- TASK INPUTS -
====================
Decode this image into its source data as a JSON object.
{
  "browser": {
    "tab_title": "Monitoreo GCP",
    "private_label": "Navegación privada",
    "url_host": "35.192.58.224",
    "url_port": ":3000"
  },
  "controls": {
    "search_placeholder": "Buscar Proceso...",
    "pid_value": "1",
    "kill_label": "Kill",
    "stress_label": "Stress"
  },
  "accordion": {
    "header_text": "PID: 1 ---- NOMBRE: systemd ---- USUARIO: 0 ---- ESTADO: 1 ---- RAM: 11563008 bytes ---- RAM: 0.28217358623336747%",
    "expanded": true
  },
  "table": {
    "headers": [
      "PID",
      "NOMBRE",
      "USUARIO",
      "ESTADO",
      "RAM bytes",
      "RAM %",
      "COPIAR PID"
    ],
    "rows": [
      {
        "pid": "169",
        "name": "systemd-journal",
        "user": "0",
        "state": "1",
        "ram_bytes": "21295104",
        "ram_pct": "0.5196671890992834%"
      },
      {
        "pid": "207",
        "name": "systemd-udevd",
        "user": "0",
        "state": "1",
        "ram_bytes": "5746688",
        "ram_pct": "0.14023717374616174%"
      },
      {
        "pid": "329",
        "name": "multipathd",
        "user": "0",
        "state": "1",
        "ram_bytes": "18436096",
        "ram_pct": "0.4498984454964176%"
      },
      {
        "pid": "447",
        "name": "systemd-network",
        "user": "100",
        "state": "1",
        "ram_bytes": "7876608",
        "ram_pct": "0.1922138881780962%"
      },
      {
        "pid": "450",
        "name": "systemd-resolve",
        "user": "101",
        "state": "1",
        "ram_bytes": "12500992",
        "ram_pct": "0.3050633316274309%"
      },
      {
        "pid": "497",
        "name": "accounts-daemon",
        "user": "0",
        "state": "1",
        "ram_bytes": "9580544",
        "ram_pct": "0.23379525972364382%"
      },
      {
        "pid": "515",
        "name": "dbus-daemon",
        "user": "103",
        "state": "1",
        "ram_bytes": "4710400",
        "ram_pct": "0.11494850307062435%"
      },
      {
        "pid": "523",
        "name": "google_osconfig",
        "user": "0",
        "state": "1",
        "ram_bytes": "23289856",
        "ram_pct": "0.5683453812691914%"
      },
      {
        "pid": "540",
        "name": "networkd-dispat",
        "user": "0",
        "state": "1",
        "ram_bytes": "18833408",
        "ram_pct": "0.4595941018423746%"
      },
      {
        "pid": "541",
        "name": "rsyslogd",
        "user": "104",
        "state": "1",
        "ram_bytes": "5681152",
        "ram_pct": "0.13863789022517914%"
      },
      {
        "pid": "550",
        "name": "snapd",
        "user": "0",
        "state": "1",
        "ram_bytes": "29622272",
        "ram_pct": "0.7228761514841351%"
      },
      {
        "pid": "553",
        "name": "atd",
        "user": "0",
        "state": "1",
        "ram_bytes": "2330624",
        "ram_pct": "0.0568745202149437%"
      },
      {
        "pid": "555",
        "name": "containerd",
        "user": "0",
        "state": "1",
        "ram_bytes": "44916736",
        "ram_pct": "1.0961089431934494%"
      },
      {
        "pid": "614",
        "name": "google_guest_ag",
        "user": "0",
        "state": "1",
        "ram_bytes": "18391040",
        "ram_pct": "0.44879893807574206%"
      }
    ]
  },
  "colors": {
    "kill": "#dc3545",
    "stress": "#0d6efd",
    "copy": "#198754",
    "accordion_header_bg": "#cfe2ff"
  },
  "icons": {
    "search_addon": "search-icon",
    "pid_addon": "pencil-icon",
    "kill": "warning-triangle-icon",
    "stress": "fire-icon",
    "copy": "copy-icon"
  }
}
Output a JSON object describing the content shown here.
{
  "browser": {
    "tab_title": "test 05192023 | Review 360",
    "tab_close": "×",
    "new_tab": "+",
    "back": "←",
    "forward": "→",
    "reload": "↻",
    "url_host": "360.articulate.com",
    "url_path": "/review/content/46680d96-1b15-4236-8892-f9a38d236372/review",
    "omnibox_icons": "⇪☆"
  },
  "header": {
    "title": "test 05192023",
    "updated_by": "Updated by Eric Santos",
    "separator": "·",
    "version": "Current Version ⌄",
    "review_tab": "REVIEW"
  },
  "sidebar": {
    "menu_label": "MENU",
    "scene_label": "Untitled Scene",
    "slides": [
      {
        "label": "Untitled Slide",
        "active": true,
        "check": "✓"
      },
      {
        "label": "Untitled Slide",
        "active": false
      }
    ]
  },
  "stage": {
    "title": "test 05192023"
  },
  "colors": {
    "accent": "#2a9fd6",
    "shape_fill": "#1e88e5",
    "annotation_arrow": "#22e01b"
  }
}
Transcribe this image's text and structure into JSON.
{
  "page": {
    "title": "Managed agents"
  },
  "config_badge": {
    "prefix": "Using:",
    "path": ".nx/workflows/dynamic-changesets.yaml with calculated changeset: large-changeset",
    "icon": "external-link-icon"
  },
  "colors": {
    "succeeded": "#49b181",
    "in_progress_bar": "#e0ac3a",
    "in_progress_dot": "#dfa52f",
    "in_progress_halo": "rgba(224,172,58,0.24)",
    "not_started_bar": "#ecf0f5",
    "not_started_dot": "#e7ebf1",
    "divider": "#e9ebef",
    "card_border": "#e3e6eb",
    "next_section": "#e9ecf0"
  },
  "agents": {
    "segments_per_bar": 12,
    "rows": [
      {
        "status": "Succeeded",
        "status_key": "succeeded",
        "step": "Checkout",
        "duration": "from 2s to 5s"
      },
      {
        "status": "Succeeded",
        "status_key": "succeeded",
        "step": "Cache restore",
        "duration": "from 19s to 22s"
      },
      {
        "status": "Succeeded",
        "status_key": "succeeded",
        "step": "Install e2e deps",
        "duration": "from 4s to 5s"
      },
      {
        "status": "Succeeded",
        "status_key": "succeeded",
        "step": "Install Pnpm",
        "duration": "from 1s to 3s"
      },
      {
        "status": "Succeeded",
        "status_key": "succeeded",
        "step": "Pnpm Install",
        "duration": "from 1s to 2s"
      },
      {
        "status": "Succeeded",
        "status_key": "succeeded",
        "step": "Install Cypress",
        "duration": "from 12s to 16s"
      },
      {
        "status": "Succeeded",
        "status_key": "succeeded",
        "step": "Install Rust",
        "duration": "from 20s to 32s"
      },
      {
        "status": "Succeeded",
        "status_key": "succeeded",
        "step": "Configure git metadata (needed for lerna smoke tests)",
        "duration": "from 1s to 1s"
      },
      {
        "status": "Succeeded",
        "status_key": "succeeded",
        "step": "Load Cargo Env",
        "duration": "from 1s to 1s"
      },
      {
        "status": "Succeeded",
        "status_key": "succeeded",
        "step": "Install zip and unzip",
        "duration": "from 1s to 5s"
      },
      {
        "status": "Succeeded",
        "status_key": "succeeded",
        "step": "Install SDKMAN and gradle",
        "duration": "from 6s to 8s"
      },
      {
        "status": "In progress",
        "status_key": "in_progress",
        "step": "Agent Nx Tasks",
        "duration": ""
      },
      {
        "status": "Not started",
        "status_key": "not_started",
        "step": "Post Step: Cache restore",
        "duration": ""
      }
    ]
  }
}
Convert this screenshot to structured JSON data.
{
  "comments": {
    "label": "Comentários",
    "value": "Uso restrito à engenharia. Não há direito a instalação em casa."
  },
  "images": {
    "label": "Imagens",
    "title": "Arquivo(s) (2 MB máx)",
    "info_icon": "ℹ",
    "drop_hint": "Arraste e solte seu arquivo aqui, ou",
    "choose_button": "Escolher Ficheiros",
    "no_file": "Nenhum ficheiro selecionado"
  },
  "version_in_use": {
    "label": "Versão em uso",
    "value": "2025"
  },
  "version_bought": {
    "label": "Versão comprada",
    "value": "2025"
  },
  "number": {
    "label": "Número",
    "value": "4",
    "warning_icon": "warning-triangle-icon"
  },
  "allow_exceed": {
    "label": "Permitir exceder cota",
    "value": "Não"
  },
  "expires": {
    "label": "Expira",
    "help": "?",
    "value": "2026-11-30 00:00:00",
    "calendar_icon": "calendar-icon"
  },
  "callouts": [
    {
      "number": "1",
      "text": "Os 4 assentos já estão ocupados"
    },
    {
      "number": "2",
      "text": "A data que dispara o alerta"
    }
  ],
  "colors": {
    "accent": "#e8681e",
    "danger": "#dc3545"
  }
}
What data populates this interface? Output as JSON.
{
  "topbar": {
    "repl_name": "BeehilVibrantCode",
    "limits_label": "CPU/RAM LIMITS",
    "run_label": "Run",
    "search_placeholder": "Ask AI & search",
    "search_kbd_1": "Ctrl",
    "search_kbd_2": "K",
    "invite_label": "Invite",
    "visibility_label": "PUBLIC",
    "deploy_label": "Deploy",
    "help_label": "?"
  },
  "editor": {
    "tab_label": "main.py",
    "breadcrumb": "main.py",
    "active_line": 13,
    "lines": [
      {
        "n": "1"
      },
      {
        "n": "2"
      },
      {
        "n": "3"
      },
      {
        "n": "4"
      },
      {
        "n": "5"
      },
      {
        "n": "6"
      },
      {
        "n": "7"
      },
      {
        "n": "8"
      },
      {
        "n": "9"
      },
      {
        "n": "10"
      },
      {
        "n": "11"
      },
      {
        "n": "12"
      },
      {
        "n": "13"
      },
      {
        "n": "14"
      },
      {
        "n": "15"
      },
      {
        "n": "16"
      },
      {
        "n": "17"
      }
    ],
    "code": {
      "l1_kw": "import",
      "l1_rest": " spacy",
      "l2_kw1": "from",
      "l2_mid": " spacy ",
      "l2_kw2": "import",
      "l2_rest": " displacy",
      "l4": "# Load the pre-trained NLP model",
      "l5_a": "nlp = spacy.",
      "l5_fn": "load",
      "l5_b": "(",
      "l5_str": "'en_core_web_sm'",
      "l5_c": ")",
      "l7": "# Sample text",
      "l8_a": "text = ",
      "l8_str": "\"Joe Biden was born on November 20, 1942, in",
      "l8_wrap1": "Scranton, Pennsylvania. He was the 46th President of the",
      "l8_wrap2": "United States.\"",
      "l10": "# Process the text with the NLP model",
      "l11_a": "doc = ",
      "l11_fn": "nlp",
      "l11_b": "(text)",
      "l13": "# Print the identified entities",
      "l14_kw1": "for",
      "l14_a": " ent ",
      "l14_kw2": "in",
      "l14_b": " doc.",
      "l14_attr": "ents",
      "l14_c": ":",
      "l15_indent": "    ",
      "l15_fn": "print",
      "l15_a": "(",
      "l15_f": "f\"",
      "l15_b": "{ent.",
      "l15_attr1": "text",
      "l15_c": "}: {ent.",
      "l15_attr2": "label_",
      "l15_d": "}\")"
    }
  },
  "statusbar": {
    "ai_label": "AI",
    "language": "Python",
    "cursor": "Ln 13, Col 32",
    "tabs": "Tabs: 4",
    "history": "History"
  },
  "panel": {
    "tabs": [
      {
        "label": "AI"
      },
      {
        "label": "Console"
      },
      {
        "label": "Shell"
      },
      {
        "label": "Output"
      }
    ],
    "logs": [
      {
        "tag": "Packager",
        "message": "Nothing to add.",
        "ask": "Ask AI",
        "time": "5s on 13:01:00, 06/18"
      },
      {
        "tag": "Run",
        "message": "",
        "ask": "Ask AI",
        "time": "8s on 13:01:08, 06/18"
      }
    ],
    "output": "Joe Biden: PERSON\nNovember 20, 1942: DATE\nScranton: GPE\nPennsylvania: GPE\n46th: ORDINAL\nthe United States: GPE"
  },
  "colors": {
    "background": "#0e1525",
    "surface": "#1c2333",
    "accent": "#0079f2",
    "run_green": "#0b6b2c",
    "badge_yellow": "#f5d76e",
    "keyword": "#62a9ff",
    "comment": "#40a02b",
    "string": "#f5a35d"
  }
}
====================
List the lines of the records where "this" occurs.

- ANSWER TO THE PROBLEM -
Decode this image into its source data as a JSON object.
Transcribe this image's text and structure into JSON.
Convert this screenshot to structured JSON data.
What data populates this interface? Output as JSON.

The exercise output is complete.